Dataset rows describing interfaces
****
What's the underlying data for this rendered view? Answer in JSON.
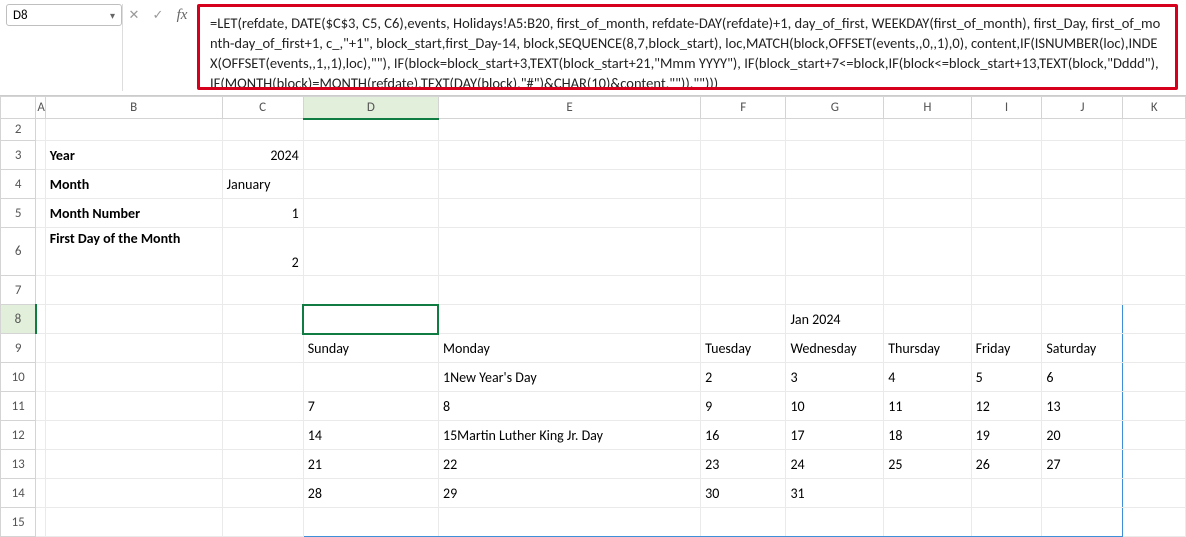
{
  "header": {
    "namebox": "D8",
    "formula": "=LET(refdate, DATE($C$3, C5, C6),events, Holidays!A5:B20, first_of_month, refdate-DAY(refdate)+1, day_of_first, WEEKDAY(first_of_month), first_Day, first_of_month-day_of_first+1, c_,\"+1\", block_start,first_Day-14, block,SEQUENCE(8,7,block_start), loc,MATCH(block,OFFSET(events,,0,,1),0), content,IF(ISNUMBER(loc),INDEX(OFFSET(events,,1,,1),loc),\"\"), IF(block=block_start+3,TEXT(block_start+21,\"Mmm YYYY\"), IF(block_start+7<=block,IF(block<=block_start+13,TEXT(block,\"Dddd\"), IF(MONTH(block)=MONTH(refdate),TEXT(DAY(block),\"#\")&CHAR(10)&content,\"\")),\"\")))"
  },
  "columns": [
    "A",
    "B",
    "C",
    "D",
    "E",
    "F",
    "G",
    "H",
    "I",
    "J",
    "K"
  ],
  "rows": [
    "2",
    "3",
    "4",
    "5",
    "6",
    "7",
    "8",
    "9",
    "10",
    "11",
    "12",
    "13",
    "14",
    "15"
  ],
  "labels": {
    "year": "Year",
    "month": "Month",
    "monthnum": "Month Number",
    "firstday": "First Day of the Month"
  },
  "inputs": {
    "year": "2024",
    "month": "January",
    "monthnum": "1",
    "firstday": "2"
  },
  "calendar": {
    "title": "Jan 2024",
    "days": [
      "Sunday",
      "Monday",
      "Tuesday",
      "Wednesday",
      "Thursday",
      "Friday",
      "Saturday"
    ],
    "grid": [
      [
        "",
        "1New Year's Day",
        "2",
        "3",
        "4",
        "5",
        "6"
      ],
      [
        "7",
        "8",
        "9",
        "10",
        "11",
        "12",
        "13"
      ],
      [
        "14",
        "15Martin Luther King Jr. Day",
        "16",
        "17",
        "18",
        "19",
        "20"
      ],
      [
        "21",
        "22",
        "23",
        "24",
        "25",
        "26",
        "27"
      ],
      [
        "28",
        "29",
        "30",
        "31",
        "",
        "",
        ""
      ]
    ]
  },
  "chart_data": {
    "type": "table",
    "title": "Jan 2024",
    "columns": [
      "Sunday",
      "Monday",
      "Tuesday",
      "Wednesday",
      "Thursday",
      "Friday",
      "Saturday"
    ],
    "rows": [
      [
        "",
        "1 New Year's Day",
        "2",
        "3",
        "4",
        "5",
        "6"
      ],
      [
        "7",
        "8",
        "9",
        "10",
        "11",
        "12",
        "13"
      ],
      [
        "14",
        "15 Martin Luther King Jr. Day",
        "16",
        "17",
        "18",
        "19",
        "20"
      ],
      [
        "21",
        "22",
        "23",
        "24",
        "25",
        "26",
        "27"
      ],
      [
        "28",
        "29",
        "30",
        "31",
        "",
        "",
        ""
      ]
    ]
  }
}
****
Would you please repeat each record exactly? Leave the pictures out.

* [Solution]
What's the underlying data for this rendered view? Answer in JSON.
{
  "header": {
    "namebox": "D8",
    "formula": "=LET(refdate, DATE($C$3, C5, C6),events, Holidays!A5:B20, first_of_month, refdate-DAY(refdate)+1, day_of_first, WEEKDAY(first_of_month), first_Day, first_of_month-day_of_first+1, c_,\"+1\", block_start,first_Day-14, block,SEQUENCE(8,7,block_start), loc,MATCH(block,OFFSET(events,,0,,1),0), content,IF(ISNUMBER(loc),INDEX(OFFSET(events,,1,,1),loc),\"\"), IF(block=block_start+3,TEXT(block_start+21,\"Mmm YYYY\"), IF(block_start+7<=block,IF(block<=block_start+13,TEXT(block,\"Dddd\"), IF(MONTH(block)=MONTH(refdate),TEXT(DAY(block),\"#\")&CHAR(10)&content,\"\")),\"\")))"
  },
  "columns": [
    "A",
    "B",
    "C",
    "D",
    "E",
    "F",
    "G",
    "H",
    "I",
    "J",
    "K"
  ],
  "rows": [
    "2",
    "3",
    "4",
    "5",
    "6",
    "7",
    "8",
    "9",
    "10",
    "11",
    "12",
    "13",
    "14",
    "15"
  ],
  "labels": {
    "year": "Year",
    "month": "Month",
    "monthnum": "Month Number",
    "firstday": "First Day of the Month"
  },
  "inputs": {
    "year": "2024",
    "month": "January",
    "monthnum": "1",
    "firstday": "2"
  },
  "calendar": {
    "title": "Jan 2024",
    "days": [
      "Sunday",
      "Monday",
      "Tuesday",
      "Wednesday",
      "Thursday",
      "Friday",
      "Saturday"
    ],
    "grid": [
      [
        "",
        "1New Year's Day",
        "2",
        "3",
        "4",
        "5",
        "6"
      ],
      [
        "7",
        "8",
        "9",
        "10",
        "11",
        "12",
        "13"
      ],
      [
        "14",
        "15Martin Luther King Jr. Day",
        "16",
        "17",
        "18",
        "19",
        "20"
      ],
      [
        "21",
        "22",
        "23",
        "24",
        "25",
        "26",
        "27"
      ],
      [
        "28",
        "29",
        "30",
        "31",
        "",
        "",
        ""
      ]
    ]
  },
  "chart_data": {
    "type": "table",
    "title": "Jan 2024",
    "columns": [
      "Sunday",
      "Monday",
      "Tuesday",
      "Wednesday",
      "Thursday",
      "Friday",
      "Saturday"
    ],
    "rows": [
      [
        "",
        "1 New Year's Day",
        "2",
        "3",
        "4",
        "5",
        "6"
      ],
      [
        "7",
        "8",
        "9",
        "10",
        "11",
        "12",
        "13"
      ],
      [
        "14",
        "15 Martin Luther King Jr. Day",
        "16",
        "17",
        "18",
        "19",
        "20"
      ],
      [
        "21",
        "22",
        "23",
        "24",
        "25",
        "26",
        "27"
      ],
      [
        "28",
        "29",
        "30",
        "31",
        "",
        "",
        ""
      ]
    ]
  }
}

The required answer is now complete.